Thanks for this excellent question, Brian. I think there is some wisdom in your speculations here about linking the retracting rays to this passage from Isaiah. After all, the rays of Divine Mercy, insofar as they represent the graces that Jesus Christ longs to pour out upon us (if only we will receive them with trust!) are not meant to leave us right where we are. Rather, they are meant to transform our hearts, to "mercify" us, as Fr. George Kosicki, CSB, likes to say, so that we can give our hearts back to Him in love.
Think of the rays in the image as akin to a typical scene from the Star Trek science fiction movies. When Captain Kirk and his crew want to get back to the Starship Enterprise where they belong, he calls on his communicator to his chief engineering officer and says "Scottie, beam us up." Soon, transporter rays are sent down from the ship and surround the captain and his crew, and Kirk and his crew dematerialize and are taken back into the ship. This, by analogy, is what our Savior longs to do with us: to so fill and surround us with the transforming grace that streams from His Heart that we will eventually consent to Him "beaming us up" right back into loving union with His Heart, right where we belong!
Thus, the first part of this mystery is Christ sending His rays of mercy down to us to transform and sanctify us. Pope John Paul II spoke about this mystery in his homily on Divine Mercy Sunday, 2001:
Today the Lord also shows us His glorious wounds, and His Heart, an inexhaustible source of truth, of love, and forgiveness. ... Saint Faustina saw, coming from this Heart that was overflowing with generous love, two rays of light that illuminated the world. "The two rays," according to what Jesus Himself told her, "represent the blood and the water" (Diary, 299). The blood recalls the sacrifice of Golgotha, and the mystery of the Eucharist. The water, according to the rich symbolism of the Evangelist St. John, makes us think of Baptism and the Gift of the Holy Spirit (cf. Jn 3:5; 4:14).
Through the mystery of this wounded Heart, the restorative tide of God's merciful love continues to spread over the men and women of our time. Here alone can those who long for true and lasting happiness find its secret.
Here is the way I put it in my book Jesus, Mercy Incarnate (Marian Press, 2000, p. 118):

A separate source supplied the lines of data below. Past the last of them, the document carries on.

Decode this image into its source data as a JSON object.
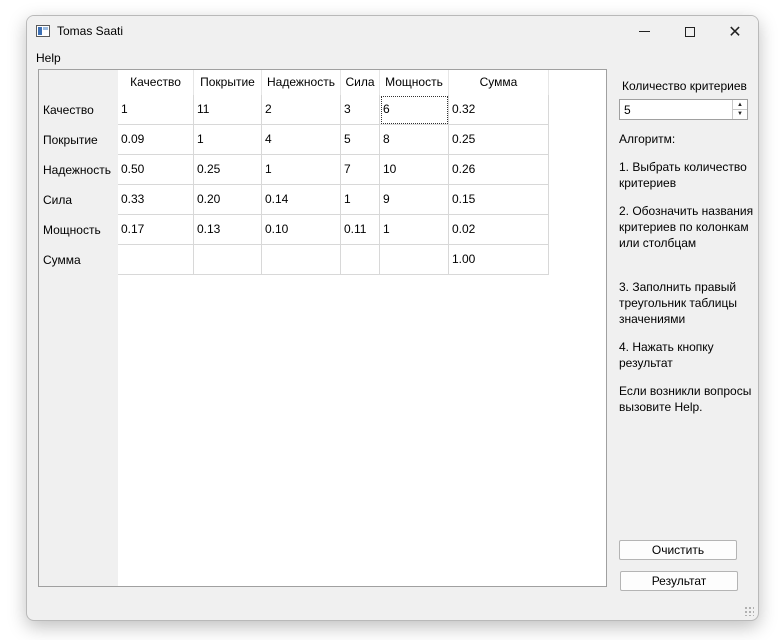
{
  "window": {
    "title": "Tomas Saati",
    "minimize_glyph": "minimize-icon",
    "maximize_glyph": "maximize-icon",
    "close_glyph": "✕"
  },
  "menu": {
    "help": "Help"
  },
  "table": {
    "columns": [
      "Качество",
      "Покрытие",
      "Надежность",
      "Сила",
      "Мощность",
      "Сумма"
    ],
    "rows": [
      {
        "label": "Качество",
        "cells": [
          "1",
          "11",
          "2",
          "3",
          "6",
          "0.32"
        ]
      },
      {
        "label": "Покрытие",
        "cells": [
          "0.09",
          "1",
          "4",
          "5",
          "8",
          "0.25"
        ]
      },
      {
        "label": "Надежность",
        "cells": [
          "0.50",
          "0.25",
          "1",
          "7",
          "10",
          "0.26"
        ]
      },
      {
        "label": "Сила",
        "cells": [
          "0.33",
          "0.20",
          "0.14",
          "1",
          "9",
          "0.15"
        ]
      },
      {
        "label": "Мощность",
        "cells": [
          "0.17",
          "0.13",
          "0.10",
          "0.11",
          "1",
          "0.02"
        ]
      },
      {
        "label": "Сумма",
        "cells": [
          "",
          "",
          "",
          "",
          "",
          "1.00"
        ]
      }
    ],
    "current_cell": "row 0, column 4"
  },
  "panel": {
    "count_label": "Количество критериев",
    "count_value": "5",
    "algo_title": "Алгоритм:",
    "steps": [
      "1. Выбрать количество критериев",
      "2. Обозначить названия критериев по колонкам или столбцам",
      "3. Заполнить правый треугольник таблицы значениями",
      "4. Нажать кнопку результат"
    ],
    "note": "Если возникли вопросы вызовите Help.",
    "clear_button": "Очистить",
    "result_button": "Результат"
  }
}
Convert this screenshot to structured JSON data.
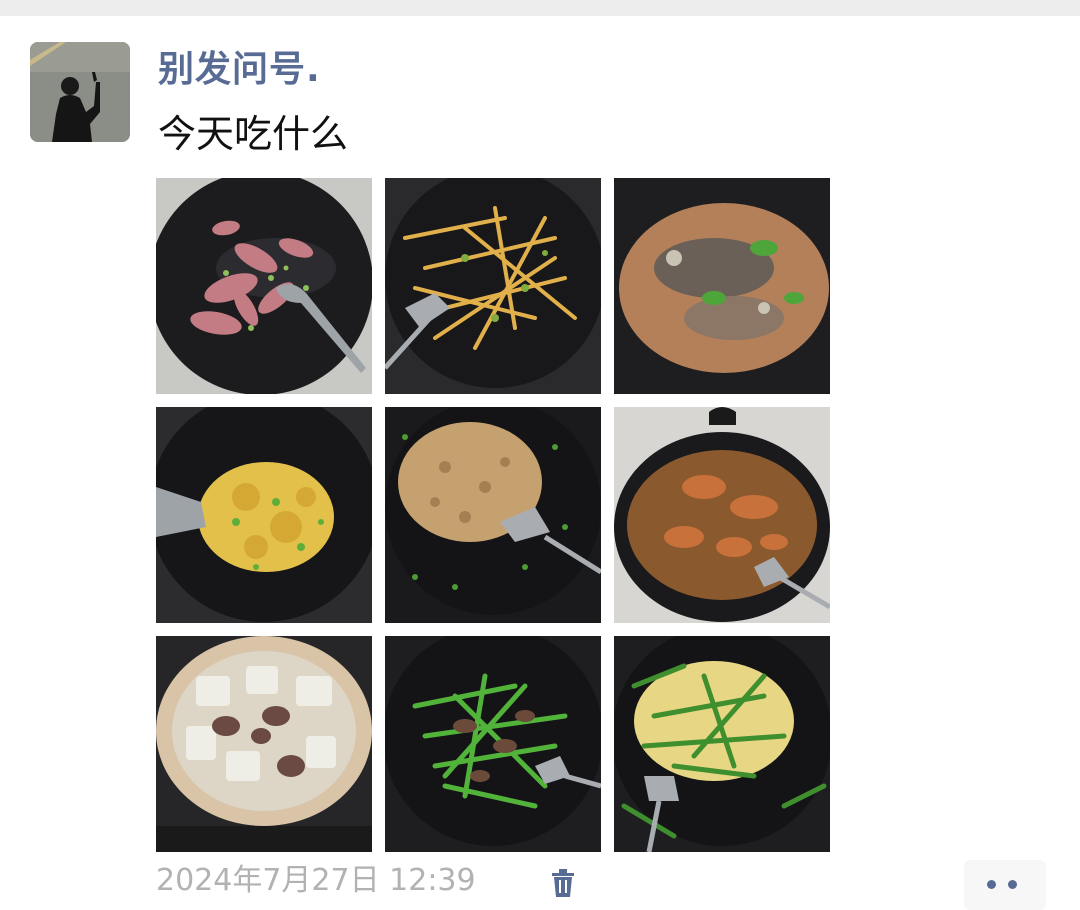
{
  "post": {
    "username": "别发问号.",
    "text": "今天吃什么",
    "timestamp": "2024年7月27日 12:39",
    "photos": [
      {
        "icon": "dish-photo-stir-fried-pork"
      },
      {
        "icon": "dish-photo-shredded-potato"
      },
      {
        "icon": "dish-photo-braised-fish"
      },
      {
        "icon": "dish-photo-scrambled-egg"
      },
      {
        "icon": "dish-photo-minced-pork"
      },
      {
        "icon": "dish-photo-braised-chicken"
      },
      {
        "icon": "dish-photo-radish-beef-soup"
      },
      {
        "icon": "dish-photo-chive-beef"
      },
      {
        "icon": "dish-photo-chive-egg"
      }
    ]
  },
  "icons": {
    "avatar": "avatar-silhouette",
    "delete": "trash-icon",
    "more": "more-dots-icon"
  },
  "colors": {
    "username": "#576b95",
    "timestamp": "#b2b2b2",
    "text": "#111111"
  }
}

The focus is on the merciful love that flows to us from His Heart, for in that image what stands out most distinctly are the red and pale rays that shine out from His breast. These rays represent the healing and sanctifying graces, especially of Baptism and the Eucharist, that flow from the Sacred Heart of Jesus toward us. This makes the Mercy image especially suitable for the desperate needs of so many Catholic families in our time, families all too often broken and wounded by evil: apostasy, adultery, divorce and division, contraception, fornication, greed, shallow consumerist materialism, and the killing of the unborn. These assaults of evil, often promoted by modern culture, are simply overwhelming many Catholic families. The rays of the Mercy image show us the healing, sanctifying graces that our Savior is longing to pour into very human heart, if only we will receive then with trust.
When we do open our hearts to him with trust, then those rays and graces beam us back into deep union with the Heart of Jesus, as they did for St. Faustina herself. She writes:
He brought me into such intimacy with Himself that my heart was espoused to His Heart in a loving union, and I could feel the faintest stir of His Heart, and He of mine. The fire of my created love was joined to the ardor of His uncreated love. ...
O my Master, I surrender myself completely to You, who are the rudder of my soul; steer it Yourself according to your divine wishes. I enclose myself in Your most compassionate Heart which is a sea of unfathomable mercy. (Diary, 1242 and 1450)
Robert Stackpole, STD, is director of the John Paul II Institute of Divine Mercy, an apostolate of the Marian Fathers of the Immaculate Conception. His latest book is Divine Mercy: A Guide from Genesis to Benedict XVI (Marian Press). Got a question? E-mail him at email@example.com.
View archived Q&A columns.